- Barely four months into his pastorate of the US Virgin Islands, Bishop Herbie Bevard's celebrated knack with the books has already become even more of an asset after word that the diocese of St Thomas lost close to $2 million by investing in Bernard Madoff's $50 billion "Ponzi" scheme. The island church's savings and endowment funds for its schools included in the wipe-out, after his own investigation found that diocesan officials had done sufficient due diligence and research before making the move, Bevard said the now-arrested former NASDAQ chair was "just very successful at fooling people."
- Lest any doubt remain with the Inauguration 23 days hence, the Holy See is optimistic about working with the Obama administration. In comments at a Rome foreign policy conference, while Cardinal Pio Laghi twice cautioned that "one must wait to see how [it] acts with regard to the fundamental commitments... to protect the family and the sacredness of human life from conception to the tomb," the founding nuncio to Washington added that "the Vatican does not fear" the new West Wing, citing the positive aspects it'll bring to the table on issues ranging from health care, aid for the poor and support for the middle class to "the defense of Christians" persecuted across the globe and returning the US' foreign policy to a first emphasis on peace. And he even had a kind word for the new VP, to boot. An occasional tennis partner of "Bush 41" who became a personal friend of the outgoing First Family during his decade (1980-89) at 3339 Massachusetts Ave. NW, in early 2003 Laghi was sent to the White House by John Paul II to lobby the current President Bush against a US operation in Iraq. As 2009 marks the silver anniversary of the establishment of diplomatic relations between the Pope's House and the White House, the current DC nuncio Archbishop Pietro Sambi will attend the 20 January swearing-in of the 44th President. Meanwhile, the president-elect's transition team met with its Catholic base of support last week and -- on a family note beyond the water's edge -- around a million Spaniards gathered in Madrid on this Holy Family Sunday for an outdoor Mass and rally protesting the social policies of the Zapatero government. From Rome, Benedict XVI devoted a graf of this morning's Angelus catechesis to the event, speaking in Spanish to tell the Madrid crowd that "the Pope is on your side" and praising the gathered for "giving the world a beautiful testimony of how important the family is for the human being and all of society."

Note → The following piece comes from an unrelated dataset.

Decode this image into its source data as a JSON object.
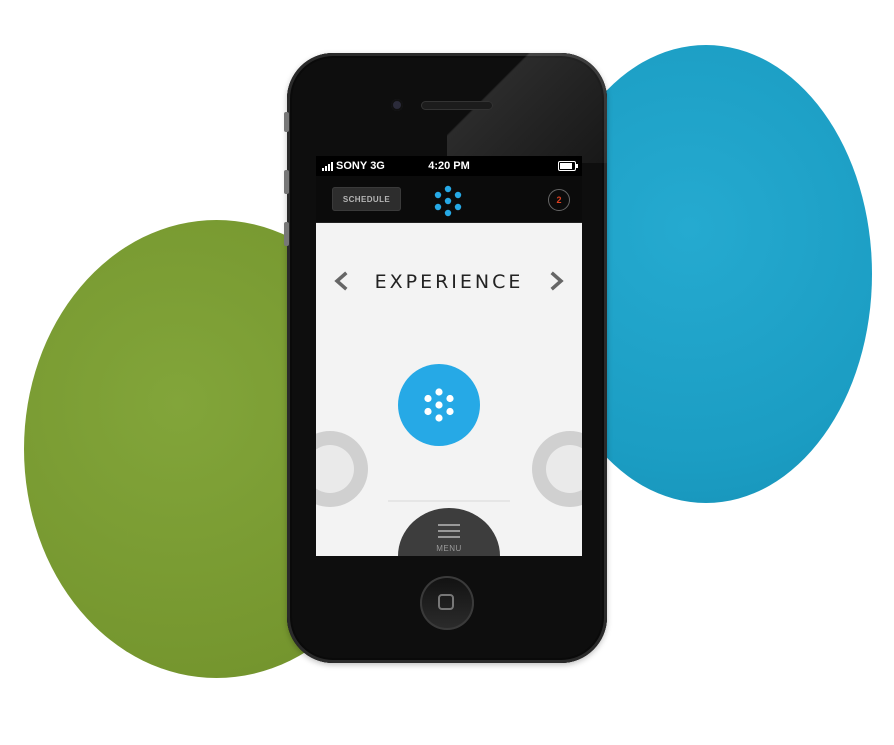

- And, lastly, half the nation might've gotten a "White Christmas," but two local churches on these shores are celebrating something even rarer -- and, round these parts, more coveted: a Purple Christmas. Last week, papal honors for six clergy and 18 laity were conferred in Florida's diocese of St Petersburg, and three new monsignori were announced for Long Island's diocese of Rockville Centre. Congrats to one and all.